:: Information supplied ::
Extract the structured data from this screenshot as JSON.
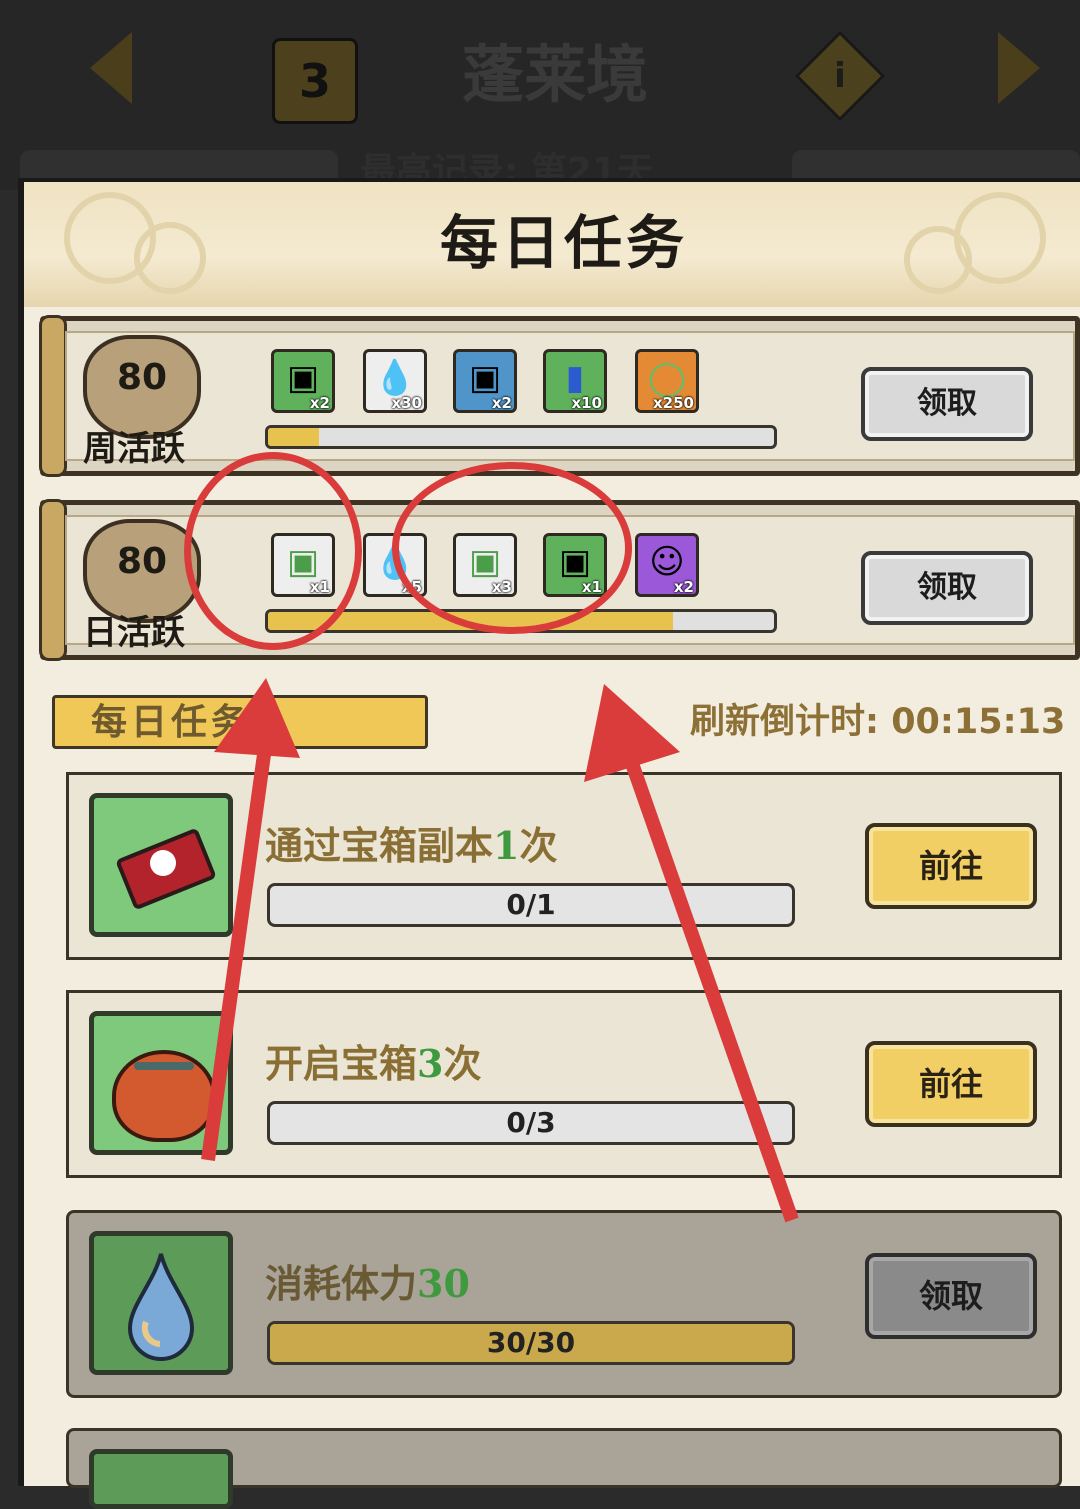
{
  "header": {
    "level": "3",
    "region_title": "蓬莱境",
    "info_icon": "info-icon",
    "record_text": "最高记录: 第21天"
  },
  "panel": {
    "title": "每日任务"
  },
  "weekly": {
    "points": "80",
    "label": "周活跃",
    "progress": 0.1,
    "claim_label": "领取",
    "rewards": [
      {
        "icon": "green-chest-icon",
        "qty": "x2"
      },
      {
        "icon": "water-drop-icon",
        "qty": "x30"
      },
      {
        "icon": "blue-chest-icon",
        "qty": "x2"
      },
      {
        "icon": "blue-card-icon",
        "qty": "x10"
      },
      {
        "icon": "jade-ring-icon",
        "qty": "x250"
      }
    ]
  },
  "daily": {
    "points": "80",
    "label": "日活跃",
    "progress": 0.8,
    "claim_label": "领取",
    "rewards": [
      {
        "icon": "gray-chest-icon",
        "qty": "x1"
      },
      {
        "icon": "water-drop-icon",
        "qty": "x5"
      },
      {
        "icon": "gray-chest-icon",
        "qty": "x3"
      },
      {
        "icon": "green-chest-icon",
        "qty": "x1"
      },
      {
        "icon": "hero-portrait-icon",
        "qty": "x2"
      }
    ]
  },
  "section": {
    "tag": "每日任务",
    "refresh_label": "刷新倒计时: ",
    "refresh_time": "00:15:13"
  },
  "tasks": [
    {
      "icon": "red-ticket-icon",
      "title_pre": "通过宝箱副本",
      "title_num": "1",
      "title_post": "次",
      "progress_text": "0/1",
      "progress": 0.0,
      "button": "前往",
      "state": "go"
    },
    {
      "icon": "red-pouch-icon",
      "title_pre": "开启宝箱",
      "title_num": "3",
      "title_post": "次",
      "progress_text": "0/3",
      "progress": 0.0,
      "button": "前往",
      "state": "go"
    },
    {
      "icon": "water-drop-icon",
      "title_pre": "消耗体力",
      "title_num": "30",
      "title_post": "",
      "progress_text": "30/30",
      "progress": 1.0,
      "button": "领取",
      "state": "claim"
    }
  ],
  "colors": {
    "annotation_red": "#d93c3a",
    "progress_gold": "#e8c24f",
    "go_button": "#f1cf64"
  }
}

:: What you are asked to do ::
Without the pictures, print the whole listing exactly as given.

:: Result for this exercise ::
Extract the structured data from this screenshot as JSON.
{
  "header": {
    "level": "3",
    "region_title": "蓬莱境",
    "info_icon": "info-icon",
    "record_text": "最高记录: 第21天"
  },
  "panel": {
    "title": "每日任务"
  },
  "weekly": {
    "points": "80",
    "label": "周活跃",
    "progress": 0.1,
    "claim_label": "领取",
    "rewards": [
      {
        "icon": "green-chest-icon",
        "qty": "x2"
      },
      {
        "icon": "water-drop-icon",
        "qty": "x30"
      },
      {
        "icon": "blue-chest-icon",
        "qty": "x2"
      },
      {
        "icon": "blue-card-icon",
        "qty": "x10"
      },
      {
        "icon": "jade-ring-icon",
        "qty": "x250"
      }
    ]
  },
  "daily": {
    "points": "80",
    "label": "日活跃",
    "progress": 0.8,
    "claim_label": "领取",
    "rewards": [
      {
        "icon": "gray-chest-icon",
        "qty": "x1"
      },
      {
        "icon": "water-drop-icon",
        "qty": "x5"
      },
      {
        "icon": "gray-chest-icon",
        "qty": "x3"
      },
      {
        "icon": "green-chest-icon",
        "qty": "x1"
      },
      {
        "icon": "hero-portrait-icon",
        "qty": "x2"
      }
    ]
  },
  "section": {
    "tag": "每日任务",
    "refresh_label": "刷新倒计时: ",
    "refresh_time": "00:15:13"
  },
  "tasks": [
    {
      "icon": "red-ticket-icon",
      "title_pre": "通过宝箱副本",
      "title_num": "1",
      "title_post": "次",
      "progress_text": "0/1",
      "progress": 0.0,
      "button": "前往",
      "state": "go"
    },
    {
      "icon": "red-pouch-icon",
      "title_pre": "开启宝箱",
      "title_num": "3",
      "title_post": "次",
      "progress_text": "0/3",
      "progress": 0.0,
      "button": "前往",
      "state": "go"
    },
    {
      "icon": "water-drop-icon",
      "title_pre": "消耗体力",
      "title_num": "30",
      "title_post": "",
      "progress_text": "30/30",
      "progress": 1.0,
      "button": "领取",
      "state": "claim"
    }
  ],
  "colors": {
    "annotation_red": "#d93c3a",
    "progress_gold": "#e8c24f",
    "go_button": "#f1cf64"
  }
}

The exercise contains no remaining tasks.